Every line in the listing that holds "Денис" counts once; state the total and nothing more.

## TASK INPUT
┄┄┄┄┄┄

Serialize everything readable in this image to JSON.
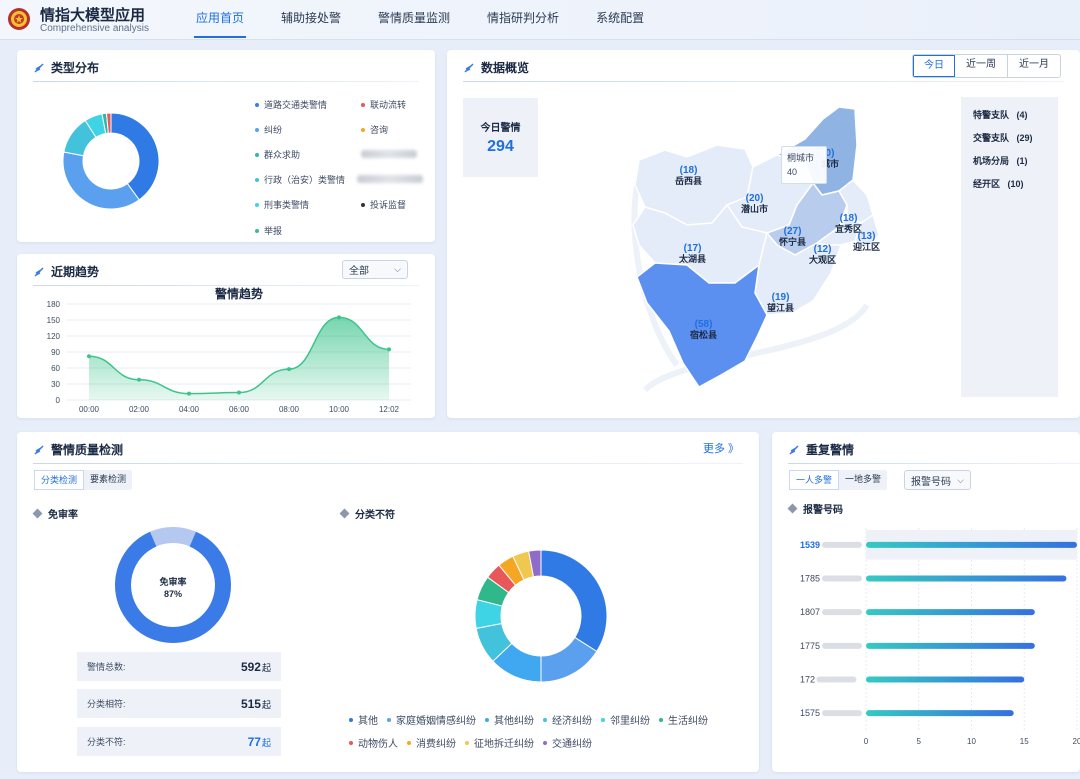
{
  "header": {
    "app_title": "情指大模型应用",
    "app_subtitle": "Comprehensive analysis",
    "nav": [
      "应用首页",
      "辅助接处警",
      "警情质量监测",
      "情指研判分析",
      "系统配置"
    ]
  },
  "type_panel": {
    "title": "类型分布",
    "legend": [
      {
        "label": "道路交通类警情",
        "color": "#3b7be8"
      },
      {
        "label": "联动流转",
        "color": "#e8585a"
      },
      {
        "label": "纠纷",
        "color": "#5aa0ee"
      },
      {
        "label": "咨询",
        "color": "#f5a623"
      },
      {
        "label": "群众求助",
        "color": "#2fb8a6"
      },
      {
        "label": "",
        "color": "#9aa5b4"
      },
      {
        "label": "行政（治安）类警情",
        "color": "#43c2dc"
      },
      {
        "label": "",
        "color": "#9aa5b4"
      },
      {
        "label": "刑事类警情",
        "color": "#3fd3e6"
      },
      {
        "label": "投诉监督",
        "color": "#333333"
      },
      {
        "label": "举报",
        "color": "#3fb89a"
      }
    ],
    "donut": [
      {
        "label": "道路交通类警情",
        "value": 40,
        "color": "#2f7ae5"
      },
      {
        "label": "纠纷",
        "value": 38,
        "color": "#5aa0ee"
      },
      {
        "label": "行政（治安）类警情",
        "value": 13,
        "color": "#43c2dc"
      },
      {
        "label": "刑事类警情",
        "value": 6,
        "color": "#3fd3e6"
      },
      {
        "label": "群众求助",
        "value": 1.5,
        "color": "#2fb8a6"
      },
      {
        "label": "联动流转",
        "value": 1.5,
        "color": "#e8585a"
      }
    ]
  },
  "trend_panel": {
    "title": "近期趋势",
    "select_value": "全部",
    "chart_data": {
      "type": "area",
      "title": "警情趋势",
      "x": [
        "00:00",
        "02:00",
        "04:00",
        "06:00",
        "08:00",
        "10:00",
        "12:02"
      ],
      "values": [
        82,
        38,
        12,
        14,
        58,
        155,
        95
      ],
      "ylim": [
        0,
        180
      ],
      "yticks": [
        0,
        30,
        60,
        90,
        120,
        150,
        180
      ],
      "color": "#3cc48c"
    }
  },
  "overview_panel": {
    "title": "数据概览",
    "ranges": [
      "今日",
      "近一周",
      "近一月"
    ],
    "today_label": "今日警情",
    "today_value": "294",
    "tooltip": {
      "name": "桐城市",
      "value": "40"
    },
    "regions": [
      {
        "name": "岳西县",
        "value": "(18)"
      },
      {
        "name": "潜山市",
        "value": "(20)"
      },
      {
        "name": "怀宁县",
        "value": "(27)"
      },
      {
        "name": "宜秀区",
        "value": "(18)"
      },
      {
        "name": "迎江区",
        "value": "(13)"
      },
      {
        "name": "大观区",
        "value": "(12)"
      },
      {
        "name": "太湖县",
        "value": "(17)"
      },
      {
        "name": "望江县",
        "value": "(19)"
      },
      {
        "name": "宿松县",
        "value": "(58)"
      },
      {
        "name": "城市",
        "value": "0)"
      }
    ],
    "units": [
      {
        "name": "特警支队",
        "value": "(4)"
      },
      {
        "name": "交警支队",
        "value": "(29)"
      },
      {
        "name": "机场分局",
        "value": "(1)"
      },
      {
        "name": "经开区",
        "value": "(10)"
      }
    ]
  },
  "quality_panel": {
    "title": "警情质量检测",
    "more": "更多 》",
    "tabs": [
      "分类检测",
      "要素检测"
    ],
    "left_title": "免审率",
    "gauge_label": "免审率",
    "gauge_value": "87%",
    "gauge_fraction": 0.87,
    "stats": [
      {
        "label": "警情总数:",
        "value": "592",
        "unit": "起"
      },
      {
        "label": "分类相符:",
        "value": "515",
        "unit": "起"
      },
      {
        "label": "分类不符:",
        "value": "77",
        "unit": "起"
      }
    ],
    "right_title": "分类不符",
    "donut": [
      {
        "label": "其他",
        "value": 34,
        "color": "#2f7ae5"
      },
      {
        "label": "家庭婚姻情感纠纷",
        "value": 16,
        "color": "#5aa0ee"
      },
      {
        "label": "其他纠纷",
        "value": 13,
        "color": "#3fa8f0"
      },
      {
        "label": "经济纠纷",
        "value": 9,
        "color": "#43c2dc"
      },
      {
        "label": "邻里纠纷",
        "value": 7,
        "color": "#3fd3e6"
      },
      {
        "label": "生活纠纷",
        "value": 6,
        "color": "#2fb88a"
      },
      {
        "label": "动物伤人",
        "value": 4,
        "color": "#e8585a"
      },
      {
        "label": "消费纠纷",
        "value": 4,
        "color": "#f5a623"
      },
      {
        "label": "征地拆迁纠纷",
        "value": 4,
        "color": "#f0c850"
      },
      {
        "label": "交通纠纷",
        "value": 3,
        "color": "#8e6cc8"
      }
    ]
  },
  "repeat_panel": {
    "title": "重复警情",
    "tabs": [
      "一人多警",
      "一地多警"
    ],
    "select_value": "报警号码",
    "sub_title": "报警号码",
    "chart_data": {
      "type": "bar",
      "categories": [
        "1539",
        "1785",
        "1807",
        "1775",
        "172",
        "1575"
      ],
      "values": [
        20,
        19,
        16,
        16,
        15,
        14
      ],
      "xlim": [
        0,
        20
      ],
      "xticks": [
        0,
        5,
        10,
        15,
        20
      ]
    }
  }
}
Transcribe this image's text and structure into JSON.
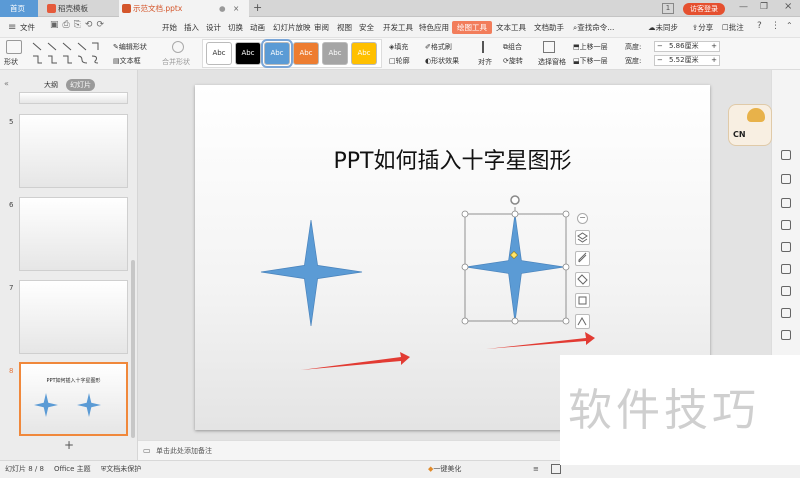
{
  "tabs": [
    {
      "label": "首页"
    },
    {
      "label": "稻壳模板"
    },
    {
      "label": "示范文档.pptx"
    }
  ],
  "title_right": {
    "login": "访客登录",
    "page_badge": "1"
  },
  "menu": {
    "file": "文件",
    "items": [
      "开始",
      "插入",
      "设计",
      "切换",
      "动画",
      "幻灯片放映",
      "审阅",
      "视图",
      "安全",
      "开发工具",
      "特色应用",
      "绘图工具",
      "文本工具",
      "文档助手"
    ],
    "active": "绘图工具",
    "search": "查找命令...",
    "sync": "未同步",
    "share": "分享",
    "comment": "批注"
  },
  "ribbon": {
    "shape": "形状",
    "edit_shape": "编辑形状",
    "textbox": "文本框",
    "merge_shape": "合并形状",
    "styles": [
      "Abc",
      "Abc",
      "Abc",
      "Abc",
      "Abc",
      "Abc"
    ],
    "style_colors": [
      "#ffffff",
      "#000000",
      "#5b9bd5",
      "#ed7d31",
      "#a5a5a5",
      "#ffc000"
    ],
    "fill": "填充",
    "format_brush": "格式刷",
    "outline": "轮廓",
    "shape_effect": "形状效果",
    "align": "对齐",
    "group": "组合",
    "rotate": "旋转",
    "select_pane": "选择窗格",
    "bring_forward": "上移一层",
    "send_backward": "下移一层",
    "height_label": "高度:",
    "height_value": "5.86厘米",
    "width_label": "宽度:",
    "width_value": "5.52厘米"
  },
  "panel": {
    "tab_outline": "大纲",
    "tab_slides": "幻灯片",
    "slide_numbers": [
      "5",
      "6",
      "7",
      "8"
    ],
    "thumb_title": "PPT如何插入十字星图形",
    "add": "+"
  },
  "slide": {
    "title": "PPT如何插入十字星图形"
  },
  "notes": {
    "placeholder": "单击此处添加备注"
  },
  "status": {
    "slide_count": "幻灯片 8 / 8",
    "theme": "Office 主题",
    "protect": "文档未保护",
    "beautify": "一键美化"
  },
  "watermark": {
    "text": "软件技巧"
  },
  "mascot": {
    "text": "CN"
  },
  "colors": {
    "star": "#5b9bd5",
    "arrow": "#e23b33",
    "accent": "#f27d5b",
    "selection": "#f0883b"
  },
  "float_tools": [
    "minus-icon",
    "layers-icon",
    "pen-icon",
    "fill-icon",
    "frame-icon",
    "alt-text-icon"
  ]
}
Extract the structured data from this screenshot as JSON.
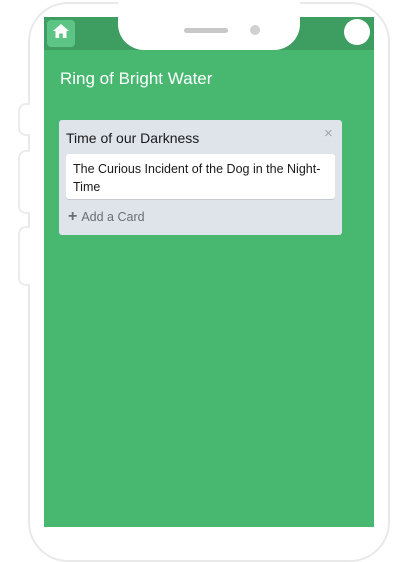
{
  "topbar": {
    "home_icon": "home-icon",
    "profile_icon": "user-avatar"
  },
  "board": {
    "title": "Ring of Bright Water"
  },
  "list": {
    "title": "Time of our Darkness",
    "close_label": "×",
    "cards": [
      {
        "text": "The Curious Incident of the Dog in the Night-Time"
      }
    ],
    "add_card": {
      "icon": "+",
      "label": "Add a Card"
    }
  },
  "colors": {
    "board_background": "#48b871",
    "topbar_background": "#3e9d61",
    "list_background": "#dfe3ea"
  }
}
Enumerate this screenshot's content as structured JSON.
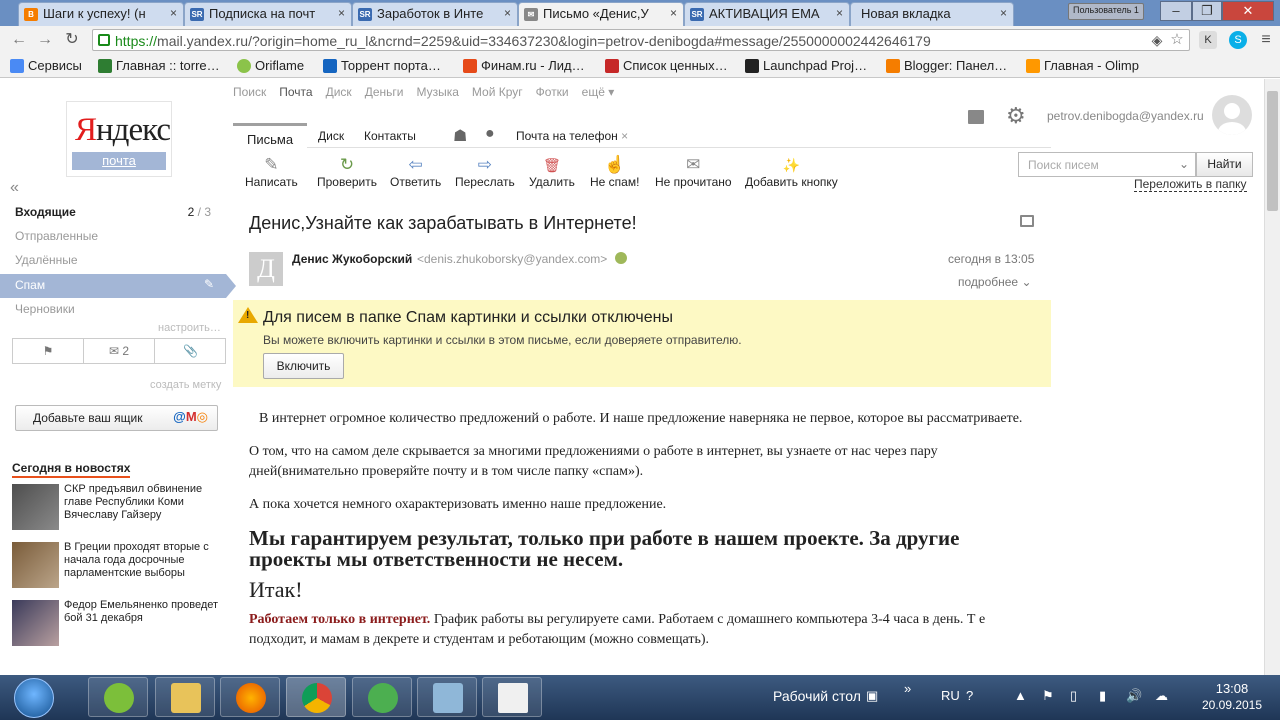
{
  "browser": {
    "tabs": [
      {
        "label": "Шаги к успеху! (н",
        "favicon": "blogger",
        "color": "#f57d00"
      },
      {
        "label": "Подписка на почт",
        "favicon": "SR",
        "color": "#3a6ab0"
      },
      {
        "label": "Заработок в Инте",
        "favicon": "SR",
        "color": "#3a6ab0"
      },
      {
        "label": "Письмо «Денис,У",
        "favicon": "mail",
        "color": "#666"
      },
      {
        "label": "АКТИВАЦИЯ ЕМА",
        "favicon": "SR",
        "color": "#3a6ab0"
      },
      {
        "label": "Новая вкладка",
        "favicon": "",
        "color": ""
      }
    ],
    "user_badge": "Пользователь 1",
    "url_https": "https://",
    "url_rest": "mail.yandex.ru/?origin=home_ru_l&ncrnd=2259&uid=334637230&login=petrov-denibogda#message/2550000002442646179",
    "bookmarks": [
      {
        "label": "Сервисы",
        "color": "#4a8af4"
      },
      {
        "label": "Главная :: torre…",
        "color": "#2e7d32"
      },
      {
        "label": "Oriflame",
        "color": "#8bc34a"
      },
      {
        "label": "Торрент порта…",
        "color": "#1565c0"
      },
      {
        "label": "Финам.ru - Лид…",
        "color": "#e64a19"
      },
      {
        "label": "Список ценных…",
        "color": "#c62828"
      },
      {
        "label": "Launchpad Proj…",
        "color": "#222"
      },
      {
        "label": "Blogger: Панел…",
        "color": "#f57d00"
      },
      {
        "label": "Главная - Olimp",
        "color": "#ff9800"
      }
    ]
  },
  "logo": {
    "brand_first": "Я",
    "brand_rest": "ндекс",
    "service": "почта"
  },
  "topnav": [
    "Поиск",
    "Почта",
    "Диск",
    "Деньги",
    "Музыка",
    "Мой Круг",
    "Фотки",
    "ещё ▾"
  ],
  "user": {
    "email": "petrov.denibogda@yandex.ru"
  },
  "subtabs": {
    "letters": "Письма",
    "disk": "Диск",
    "contacts": "Контакты",
    "phone": "Почта на телефон",
    "phone_close": "×"
  },
  "toolbar": [
    {
      "label": "Написать",
      "icon": "✎"
    },
    {
      "label": "Проверить",
      "icon": "↻"
    },
    {
      "label": "Ответить",
      "icon": "⇦"
    },
    {
      "label": "Переслать",
      "icon": "⇨"
    },
    {
      "label": "Удалить",
      "icon": "🗑"
    },
    {
      "label": "Не спам!",
      "icon": "☝"
    },
    {
      "label": "Не прочитано",
      "icon": "✉"
    },
    {
      "label": "Добавить кнопку",
      "icon": "✨"
    }
  ],
  "search": {
    "placeholder": "Поиск писем",
    "button": "Найти",
    "move": "Переложить в папку"
  },
  "folders": {
    "inbox": "Входящие",
    "inbox_count": "2",
    "inbox_total": " / 3",
    "sent": "Отправленные",
    "deleted": "Удалённые",
    "spam": "Спам",
    "drafts": "Черновики",
    "configure": "настроить…",
    "create_label": "создать метку",
    "filter_unread_count": "2"
  },
  "addbox": {
    "label": "Добавьте ваш ящик"
  },
  "news": {
    "heading": "Сегодня в новостях",
    "items": [
      "СКР предъявил обвинение главе Республики Коми Вячеславу Гайзеру",
      "В Греции проходят вторые с начала года досрочные парламентские выборы",
      "Федор Емельяненко проведет бой 31 декабря"
    ]
  },
  "message": {
    "subject": "Денис,Узнайте как зарабатывать в Интернете!",
    "sender_initial": "Д",
    "sender_name": "Денис Жукоборский",
    "sender_email": "<denis.zhukoborsky@yandex.com>",
    "date": "сегодня в 13:05",
    "details": "подробнее ⌄",
    "warn_title": "Для писем в папке Спам картинки и ссылки отключены",
    "warn_sub": "Вы можете включить картинки и ссылки в этом письме, если доверяете отправителю.",
    "warn_button": "Включить",
    "p1": "В интернет огромное количество предложений о работе. И наше предложение наверняка не первое, которое вы рассматриваете.",
    "p2": "О том, что на самом деле скрывается за многими предложениями о работе в интернет, вы узнаете от нас через пару дней(внимательно проверяйте почту и в том числе папку «спам»).",
    "p3": "А пока хочется немного охарактеризовать именно наше предложение.",
    "h": "Мы гарантируем результат, только при работе в нашем проекте. За другие проекты мы ответственности не несем.",
    "itak": "Итак!",
    "p4_red": "Работаем только в интернет.",
    "p4": " График работы вы регулируете сами. Работаем с домашнего компьютера 3-4 часа в день. Т е подходит, и мамам в декрете и студентам и реботающим (можно совмещать)."
  },
  "taskbar": {
    "desktop": "Рабочий стол",
    "lang": "RU",
    "time": "13:08",
    "date": "20.09.2015"
  }
}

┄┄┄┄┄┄

## RESULT
3